The cost of missing our greenhouse gas emissions target for 2020 could be up to €150 million.
The State will have to buy 'carbon credits' for around 16 to 17 million tonnes of carbon emissions.
A carbon credit refers to a permit that allows a country to produce a certain amount of carbon dioxide and greenhouse gases.
Environment and Climate Action Minister Richard Bruton says the cost could escalate if we don't act.
Speaking in Dublin today, he explained how much Ireland will have to pay for missing our 2020 targets.
He said: "You can do the sums yourself - it's probably somewhere between €100-150 million, that sort of order of magnitude.
"Those penalties will escalate dramatically in the years ahead if we continue to fail.
"So my determination is that we get back on track, that we hit our targets for 2030, and that we do it having delivered the carbon abatement."
Last year, the Climate Change Advisory Council warned that Ireland is "completely off course in terms of achieving its 2020 and 2030 emissions reduction targets".
It said greenhouse gas emissions are rising rather than falling, and that urgent action is needed.
Campaigners have accused the Government of inaction on environmental issues.

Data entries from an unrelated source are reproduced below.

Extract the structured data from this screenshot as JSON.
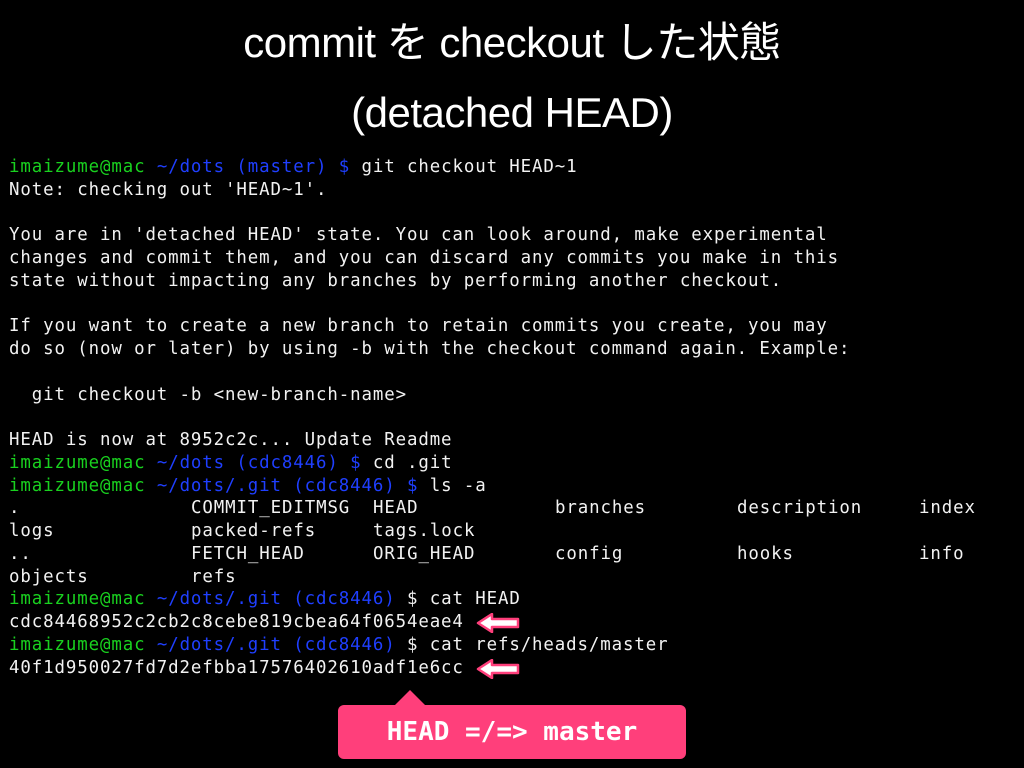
{
  "slide": {
    "title_line1": "commit を checkout した状態",
    "title_line2": "(detached HEAD)"
  },
  "colors": {
    "prompt_user": "#19d11f",
    "prompt_path": "#1f3fff",
    "text": "#f2f2f2",
    "accent": "#ff3f7b",
    "background": "#000000"
  },
  "terminal": {
    "prompt1": {
      "user": "imaizume@mac",
      "path": " ~/dots (master) $",
      "command": " git checkout HEAD~1"
    },
    "output1": [
      "Note: checking out 'HEAD~1'.",
      "",
      "You are in 'detached HEAD' state. You can look around, make experimental",
      "changes and commit them, and you can discard any commits you make in this",
      "state without impacting any branches by performing another checkout.",
      "",
      "If you want to create a new branch to retain commits you create, you may",
      "do so (now or later) by using -b with the checkout command again. Example:",
      "",
      "  git checkout -b <new-branch-name>",
      "",
      "HEAD is now at 8952c2c... Update Readme"
    ],
    "prompt2": {
      "user": "imaizume@mac",
      "path": " ~/dots (cdc8446) $",
      "command": " cd .git"
    },
    "prompt3": {
      "user": "imaizume@mac",
      "path": " ~/dots/.git (cdc8446) $",
      "command": " ls -a"
    },
    "ls_rows": [
      [
        ".",
        "COMMIT_EDITMSG",
        "HEAD",
        "branches",
        "description",
        "index"
      ],
      [
        "logs",
        "packed-refs",
        "tags.lock",
        "",
        "",
        ""
      ],
      [
        "..",
        "FETCH_HEAD",
        "ORIG_HEAD",
        "config",
        "hooks",
        "info"
      ],
      [
        "objects",
        "refs",
        "",
        "",
        "",
        ""
      ]
    ],
    "prompt4": {
      "user": "imaizume@mac",
      "path": " ~/dots/.git (cdc8446)",
      "dollar": " $",
      "command": " cat HEAD"
    },
    "head_hash": "cdc84468952c2cb2c8cebe819cbea64f0654eae4",
    "prompt5": {
      "user": "imaizume@mac",
      "path": " ~/dots/.git (cdc8446)",
      "dollar": " $",
      "command": " cat refs/heads/master"
    },
    "master_hash": "40f1d950027fd7d2efbba17576402610adf1e6cc"
  },
  "annotations": {
    "arrow_icon": "left-arrow-icon",
    "callout_text": "HEAD =/=> master"
  }
}
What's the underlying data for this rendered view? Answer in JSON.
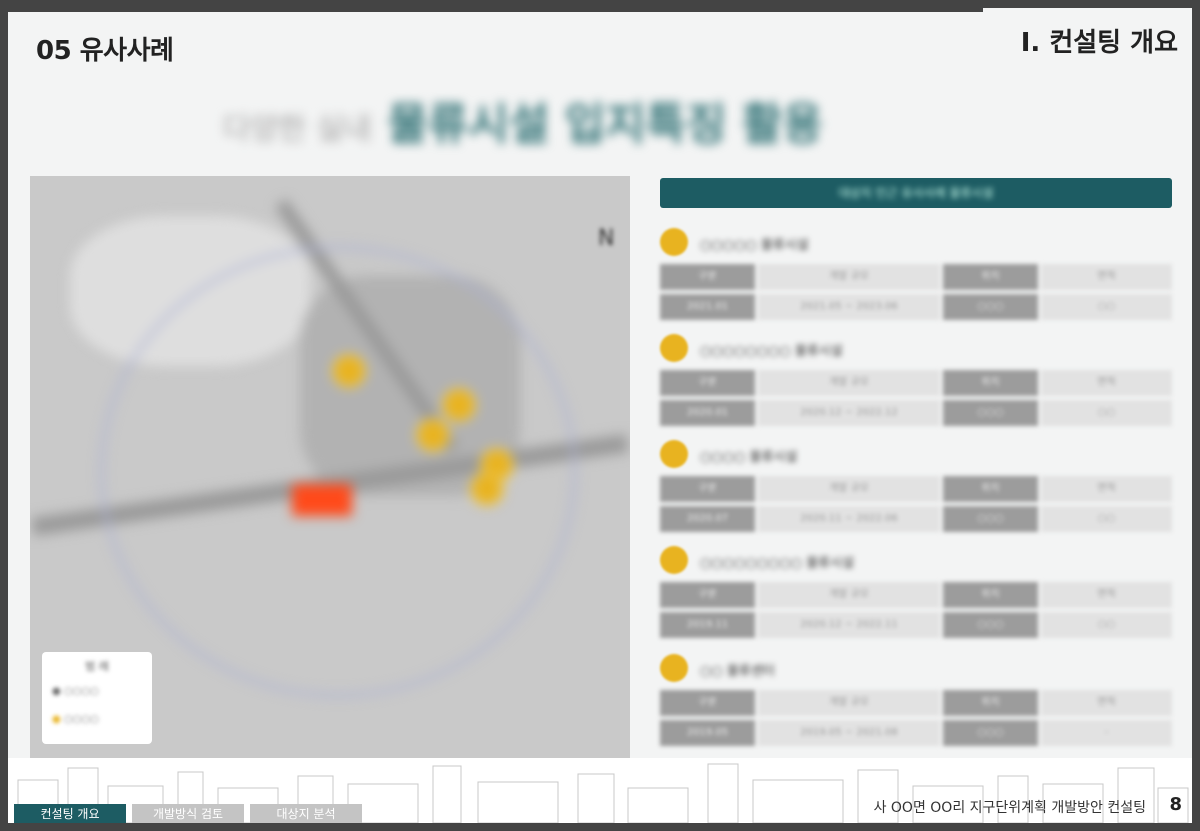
{
  "header": {
    "section_title": "05 유사사례",
    "chapter_title": "Ⅰ. 컨설팅 개요"
  },
  "headline": {
    "lead": "다양한 실내",
    "emphasis": "물류시설 입지특징 활용"
  },
  "map": {
    "north_label": "N",
    "legend_title": "범 례",
    "legend_items": [
      "○○○○",
      "○○○○"
    ]
  },
  "panel": {
    "header": "대상지 인근 유사사례 물류시설",
    "cases": [
      {
        "name": "○○○○○ 물류시설",
        "cells": [
          "구분",
          "개발 규모",
          "위치",
          "면적",
          "2021.01",
          "2021.05 ~ 2023.06",
          "○○○",
          "○○"
        ]
      },
      {
        "name": "○○○○○○○○ 물류시설",
        "cells": [
          "구분",
          "개발 규모",
          "위치",
          "면적",
          "2020.01",
          "2020.12 ~ 2022.12",
          "○○○",
          "○○"
        ]
      },
      {
        "name": "○○○○ 물류시설",
        "cells": [
          "구분",
          "개발 규모",
          "위치",
          "면적",
          "2020.07",
          "2020.11 ~ 2022.06",
          "○○○",
          "○○"
        ]
      },
      {
        "name": "○○○○○○○○○ 물류시설",
        "cells": [
          "구분",
          "개발 규모",
          "위치",
          "면적",
          "2019.11",
          "2020.12 ~ 2022.11",
          "○○○",
          "○○"
        ]
      },
      {
        "name": "○○ 물류센터",
        "cells": [
          "구분",
          "개발 규모",
          "위치",
          "면적",
          "2019.05",
          "2019.05 ~ 2021.08",
          "○○○",
          "-"
        ]
      }
    ]
  },
  "footer": {
    "tabs": [
      "컨설팅 개요",
      "개발방식 검토",
      "대상지 분석"
    ],
    "project": "사 OO면 OO리 지구단위계획 개발방안 컨설팅",
    "page": "8"
  }
}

Minister Bruton has repeatedly insisted that work is underway on "all of government" plan to "make Ireland a leader in responding to climate change".
Last weekend, the UN called on member states to take 'concrete and realistic' action to limit global temperature increases.
UN Secretary-General António Guterres warned that the world is "not on track" to achieve objectives set out in the Paris Agreement.
The UN wants increases capped at 1.5°C above pre-industrial levels, which it said is necessary to prevent "irreversible changes".